Views expressed in opinion columns are the author’s own.

The University of Maryland touts fearless ideas and innovation, especially in science and technology. But why not try to be on the forefront of progress in the humanities as well? Disability studies, which emerged as an academic field in the 1980s, can still be greatly expanded and it would benefit this university to contribute to that growth.

Disability studies, like women’s and gender studies, sit at the intersection of disciplines in both science and the humanities. It focuses on the use of different lenses and theories to understand the way our society views disability and how those perceptions and policies can be harmful or productive. 

About a month ago, the students of the group ASL NOW launched a petition to convince the University of Maryland to start an American Sign Language major. Garnering over 1,000 signatures, the petition demonstrates the need for such a major and a department to house it. It would also be one way to kickstart a robust disability studies program. Currently, the university only offers a disability studies minor, but it’s housed in the education college and has no formal department of its own.

While Syracuse University has the oldest disability studies program, founded in 1994, other colleges, like Ohio State University and the University of California, Berkeley have also developed their own. Classes in this field might look like “Disability Law, Policy, and the Community,” or “Disability in Global and Comparative Perspective,” both of which are offered at the University of Washington.

Because of the interdisciplinary nature of disability studies, it would open the door to more collaboration between STEM and the humanities. This university already encourages this interaction through programs like the Maryland Institute for Technology in the Humanities. A full disability studies department with its own faculty could provide a clear space for such interaction — using humanities lenses in conjunction with, for example, hearing and speech sciences, could place this university at the forefront of research in this area. 
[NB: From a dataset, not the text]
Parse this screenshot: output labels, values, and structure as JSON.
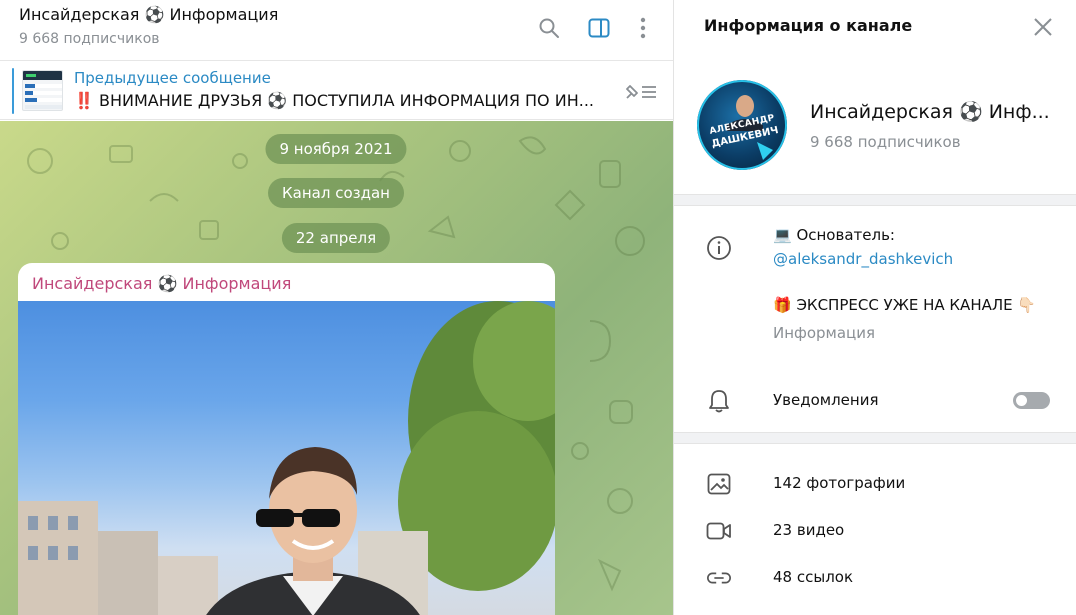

Another reason to create a disability studies department or major is that more students would take these topics more seriously. In my experience, our few ASL classes are often at maximum capacity because students see them as an easy way to fulfill a language requirement or as an easy class to fill their schedule. There’s nothing wrong with taking ASL classes for those reasons, but having a department dedicated to disability studies would allow the classes to be a gateway to learning more about the field and community as a whole. 

And, much like our women’s studies department, most students don’t really understand the full potential of this field. As a women’s studies major, I’ve had plenty of people ask me for clarification on what the field even is or how I plan to use my degree. 

Many people don’t realize that having a degree in disability studies, women’s studies or any related field gives you a variety of analytical perspectives  through which to examine any other problem. Having experience in these fields ensures that you, in whatever profession, are empathetic, socially conscious and well-rounded in your work. It can inform policy, create better health care practices and help produce a more equitable society overall. 

This university has the resources to fund important research in this field and establish a dedicated new department. Disability studies could offer students an enhanced education and enrich academia — this university would do well to contribute to it.

Liyanga de Silva is a senior English and women’s studies major. She can be reached at